Directions for this task >> Would you restate every entry that follows, word for word, and leave out the pictures?

Data excerpts >>
####################

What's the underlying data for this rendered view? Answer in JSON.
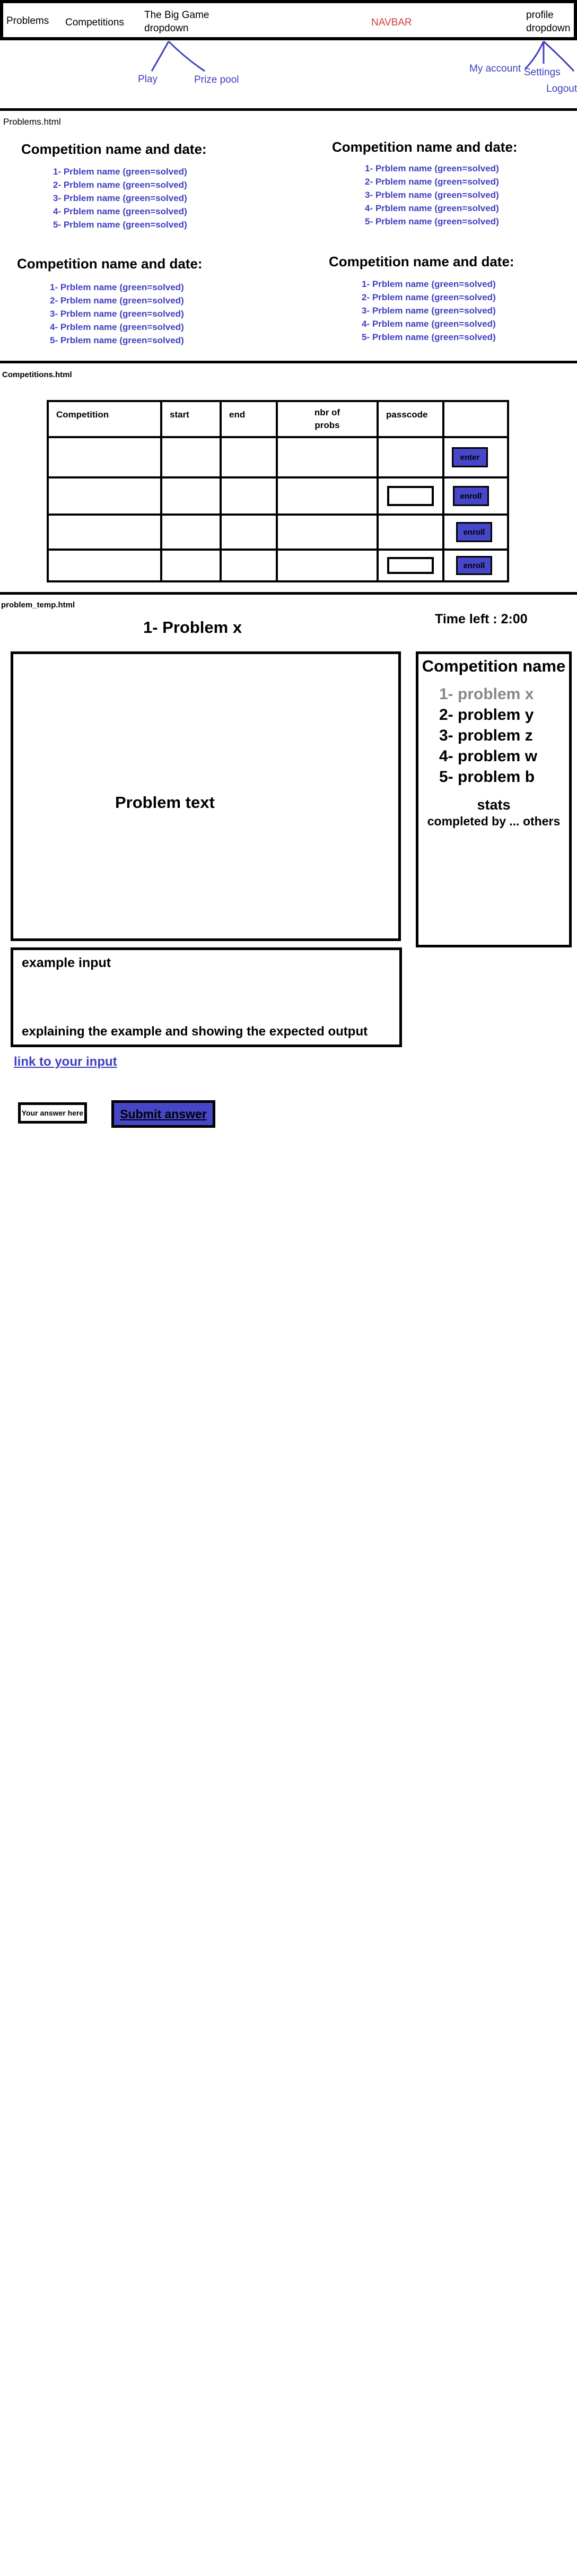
{
  "navbar": {
    "problems": "Problems",
    "competitions": "Competitions",
    "big_game": "The Big Game\ndropdown",
    "navbar_label": "NAVBAR",
    "profile": "profile\ndropdown",
    "play": "Play",
    "prize_pool": "Prize pool",
    "my_account": "My account",
    "settings": "Settings",
    "logout": "Logout"
  },
  "problems_page": {
    "label": "Problems.html",
    "competitions": [
      {
        "title": "Competition name and date:",
        "problems": [
          "1- Prblem name (green=solved)",
          "2- Prblem name (green=solved)",
          "3- Prblem name (green=solved)",
          "4- Prblem name (green=solved)",
          "5-  Prblem name (green=solved)"
        ]
      },
      {
        "title": "Competition name and date:",
        "problems": [
          "1- Prblem name (green=solved)",
          "2- Prblem name (green=solved)",
          "3- Prblem name (green=solved)",
          "4- Prblem name (green=solved)",
          "5-  Prblem name (green=solved)"
        ]
      },
      {
        "title": "Competition name and date:",
        "problems": [
          "1- Prblem name (green=solved)",
          "2- Prblem name (green=solved)",
          "3- Prblem name (green=solved)",
          "4- Prblem name (green=solved)",
          "5- Prblem name (green=solved)"
        ]
      },
      {
        "title": "Competition name and date:",
        "problems": [
          "1- Prblem name (green=solved)",
          "2- Prblem name (green=solved)",
          "3- Prblem name (green=solved)",
          "4- Prblem name (green=solved)",
          "5-  Prblem name (green=solved)"
        ]
      }
    ]
  },
  "competitions_page": {
    "label": "Competitions.html",
    "headers": [
      "Competition",
      "start",
      "end",
      "nbr of\nprobs",
      "passcode",
      ""
    ],
    "rows": [
      {
        "action": "enter",
        "passcode": false
      },
      {
        "action": "enroll",
        "passcode": true
      },
      {
        "action": "enroll",
        "passcode": false
      },
      {
        "action": "enroll",
        "passcode": true
      }
    ]
  },
  "problem_page": {
    "label": "problem_temp.html",
    "title": "1- Problem x",
    "time_left": "Time left : 2:00",
    "problem_text": "Problem text",
    "sidebar": {
      "competition_name": "Competition name",
      "problems": [
        "1- problem x",
        "2- problem y",
        "3- problem z",
        "4- problem w",
        "5- problem b"
      ],
      "stats_title": "stats",
      "stats_text": "completed by ... others"
    },
    "example": {
      "input_label": "example input",
      "explanation": "explaining the example and showing the expected output"
    },
    "link_input": "link to your input",
    "answer_placeholder": "Your answer here",
    "submit": "Submit answer"
  },
  "colors": {
    "accent_blue": "#3f3fc0",
    "button_blue": "#4646c8",
    "navbar_red": "#d04040",
    "current_problem_gray": "#888888"
  }
}
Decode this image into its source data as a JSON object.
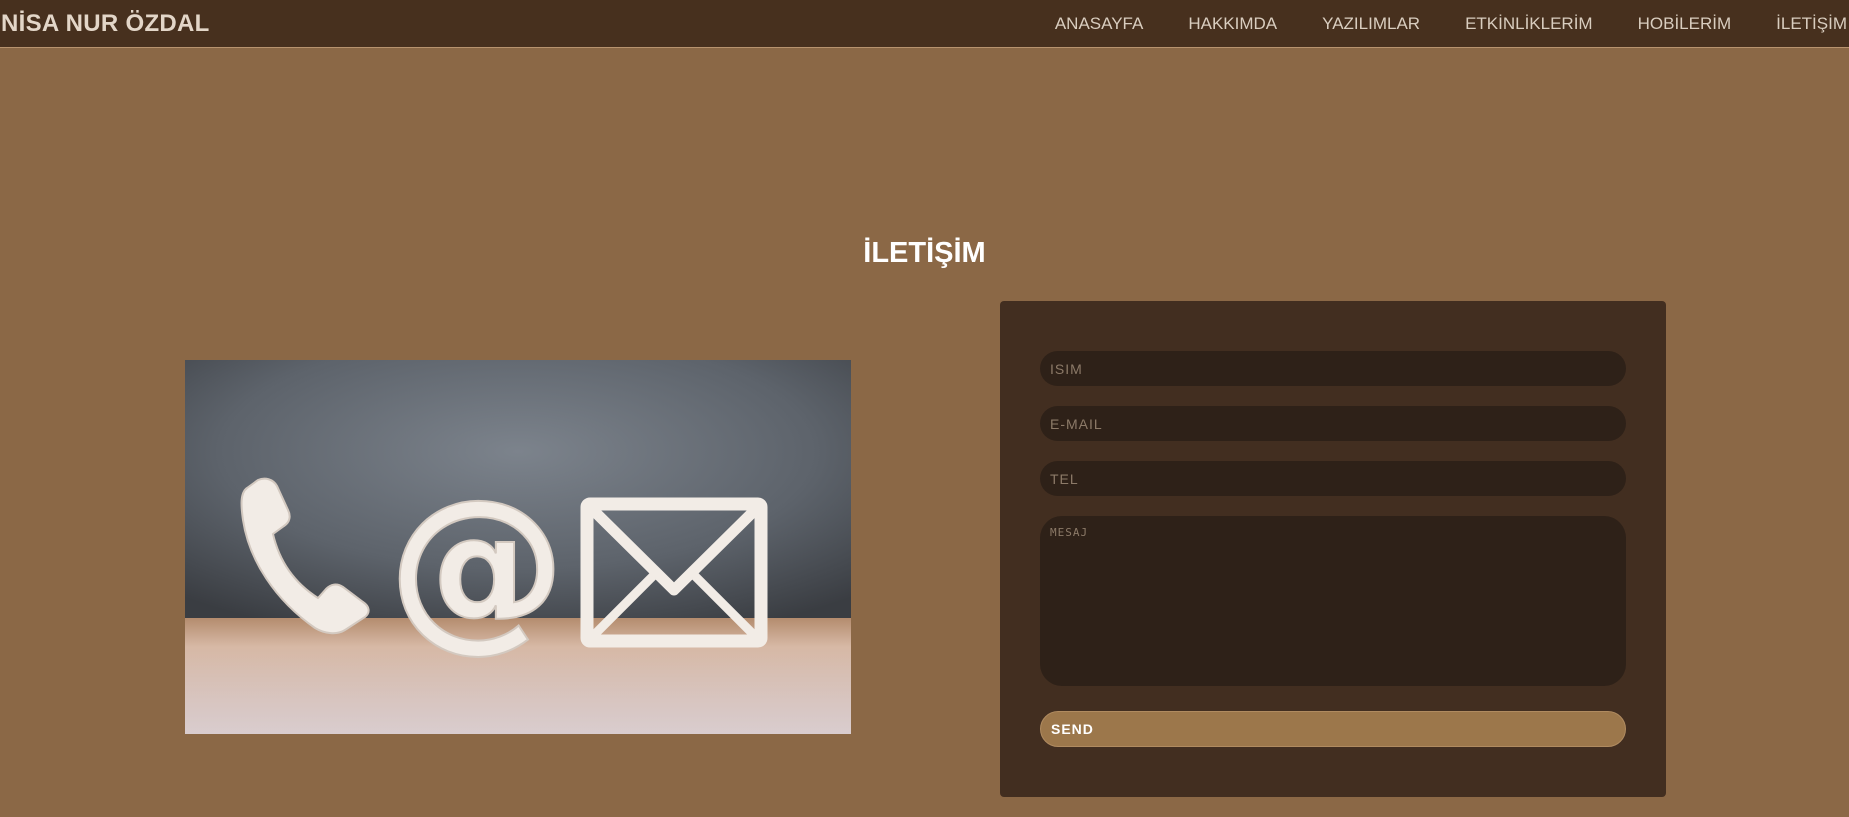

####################

The answer >>
What's the underlying data for this rendered view? Answer in JSON.
{
  "navbar": {
    "problems": "Problems",
    "competitions": "Competitions",
    "big_game": "The Big Game\ndropdown",
    "navbar_label": "NAVBAR",
    "profile": "profile\ndropdown",
    "play": "Play",
    "prize_pool": "Prize pool",
    "my_account": "My account",
    "settings": "Settings",
    "logout": "Logout"
  },
  "problems_page": {
    "label": "Problems.html",
    "competitions": [
      {
        "title": "Competition name and date:",
        "problems": [
          "1- Prblem name (green=solved)",
          "2- Prblem name (green=solved)",
          "3- Prblem name (green=solved)",
          "4- Prblem name (green=solved)",
          "5-  Prblem name (green=solved)"
        ]
      },
      {
        "title": "Competition name and date:",
        "problems": [
          "1- Prblem name (green=solved)",
          "2- Prblem name (green=solved)",
          "3- Prblem name (green=solved)",
          "4- Prblem name (green=solved)",
          "5-  Prblem name (green=solved)"
        ]
      },
      {
        "title": "Competition name and date:",
        "problems": [
          "1- Prblem name (green=solved)",
          "2- Prblem name (green=solved)",
          "3- Prblem name (green=solved)",
          "4- Prblem name (green=solved)",
          "5- Prblem name (green=solved)"
        ]
      },
      {
        "title": "Competition name and date:",
        "problems": [
          "1- Prblem name (green=solved)",
          "2- Prblem name (green=solved)",
          "3- Prblem name (green=solved)",
          "4- Prblem name (green=solved)",
          "5-  Prblem name (green=solved)"
        ]
      }
    ]
  },
  "competitions_page": {
    "label": "Competitions.html",
    "headers": [
      "Competition",
      "start",
      "end",
      "nbr of\nprobs",
      "passcode",
      ""
    ],
    "rows": [
      {
        "action": "enter",
        "passcode": false
      },
      {
        "action": "enroll",
        "passcode": true
      },
      {
        "action": "enroll",
        "passcode": false
      },
      {
        "action": "enroll",
        "passcode": true
      }
    ]
  },
  "problem_page": {
    "label": "problem_temp.html",
    "title": "1- Problem x",
    "time_left": "Time left : 2:00",
    "problem_text": "Problem text",
    "sidebar": {
      "competition_name": "Competition name",
      "problems": [
        "1- problem x",
        "2- problem y",
        "3- problem z",
        "4- problem w",
        "5- problem b"
      ],
      "stats_title": "stats",
      "stats_text": "completed by ... others"
    },
    "example": {
      "input_label": "example input",
      "explanation": "explaining the example and showing the expected output"
    },
    "link_input": "link to your input",
    "answer_placeholder": "Your answer here",
    "submit": "Submit answer"
  },
  "colors": {
    "accent_blue": "#3f3fc0",
    "button_blue": "#4646c8",
    "navbar_red": "#d04040",
    "current_problem_gray": "#888888"
  }
}
Decode this image into its source data as a JSON object.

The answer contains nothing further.